Colonial Discourse and the Suffering of Indian American Children Book Cover.webp

In this book, we analyze the psycho-social consequences faced by Indian American children after exposure to the school textbook discourse on Hinduism and ancient India. We demonstrate that there is an intimate connection—an almost exact correspondence—between James Mill’s colonial-racist discourse (Mill was the head of the British East India Company) and the current school textbook discourse. This racist discourse, camouflaged under the cover of political correctness, produces the same psychological impacts on Indian American children that racism typically causes: shame, inferiority, embarrassment, identity confusion, assimilation, and a phenomenon akin to racelessness, where children dissociate from the traditions and culture of their ancestors.

This book is the result of four years of rigorous research and academic peer-review, reflecting our ongoing commitment at Hindupedia to challenge the representation of Hindu Dharma within academia.


From Hindupedia, the Hindu Encyclopedia

By Swami Harshananda

Sāntapana literally means ‘that which causes great hardship’.

Sāntapana, a Type of Expiation[edit]

Prāyaścittas or expiations for sins is a common feature of religion. One type of such expiation is sāntapana. It is prescribed for the one who commits a sin and makes him lose his caste,[1] knowingly. It consists in subsisting on the pañcagavya mixed with water in which kuśa grass is soaked on the first day and fasting completely on the second day.

Types of Sāntapana[edit]

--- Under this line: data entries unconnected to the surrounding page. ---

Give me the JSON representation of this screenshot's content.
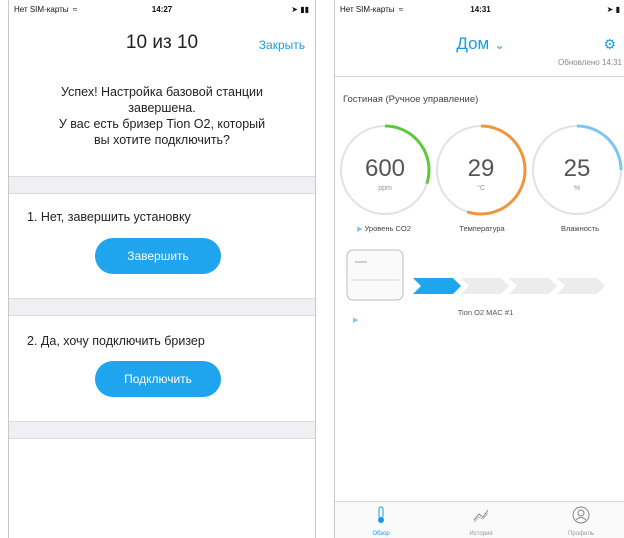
{
  "status_left": {
    "carrier": "Нет SIM-карты",
    "time": "14:27"
  },
  "status_right": {
    "carrier": "Нет SIM-карты",
    "time": "14:31"
  },
  "wizard": {
    "step": "10 из 10",
    "close_label": "Закрыть",
    "message_lines": [
      "Успех! Настройка базовой станции",
      "завершена.",
      "У вас есть бризер Tion O2, который",
      "вы хотите подключить?"
    ],
    "option1_label": "1. Нет, завершить установку",
    "option1_button": "Завершить",
    "option2_label": "2. Да, хочу подключить бризер",
    "option2_button": "Подключить"
  },
  "dashboard": {
    "title": "Дом",
    "updated": "Обновлено 14:31",
    "room": "Гостиная  (Ручное управление)",
    "gauges": [
      {
        "value": "600",
        "unit": "ppm",
        "label": "Уровень CO2",
        "color": "#5cc93a",
        "fraction": 0.3
      },
      {
        "value": "29",
        "unit": "°C",
        "label": "Температура",
        "color": "#f0953c",
        "fraction": 0.55
      },
      {
        "value": "25",
        "unit": "%",
        "label": "Влажность",
        "color": "#7cc6f2",
        "fraction": 0.25
      }
    ],
    "device_name": "Tion O2 MAC #1",
    "speed_level": 1,
    "speed_steps": 4
  },
  "tabs": [
    {
      "label": "Обзор",
      "icon": "thermometer-icon",
      "active": true
    },
    {
      "label": "История",
      "icon": "chart-icon",
      "active": false
    },
    {
      "label": "Профиль",
      "icon": "profile-icon",
      "active": false
    }
  ],
  "colors": {
    "accent": "#1a9be6",
    "button": "#1fa4ee",
    "separator": "#efeff4"
  }
}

Two varieties of this expiation are also described:

  1. Atisāntapana
  2. Mahāsāntapana

Mahāsāntapana, a Rite[edit]

In the Mahāsāntapana, the sinner has to subsist on the six items individually for each day for six days and fast on the seventh. The six items used in this rite are:

  1. Cow’s milk
  2. Curds
  3. Ghee
  4. Urine
  5. Dung
  6. Kuśa grass

Atisāntapana, a Rite[edit]

In atisāntapana, the duration is trebled which includes milk for three days and so on.


  1. Caste means jātibhrariiśakara.
  • The Concise Encyclopedia of Hinduism, Swami Harshananda, Ram Krishna Math, Bangalore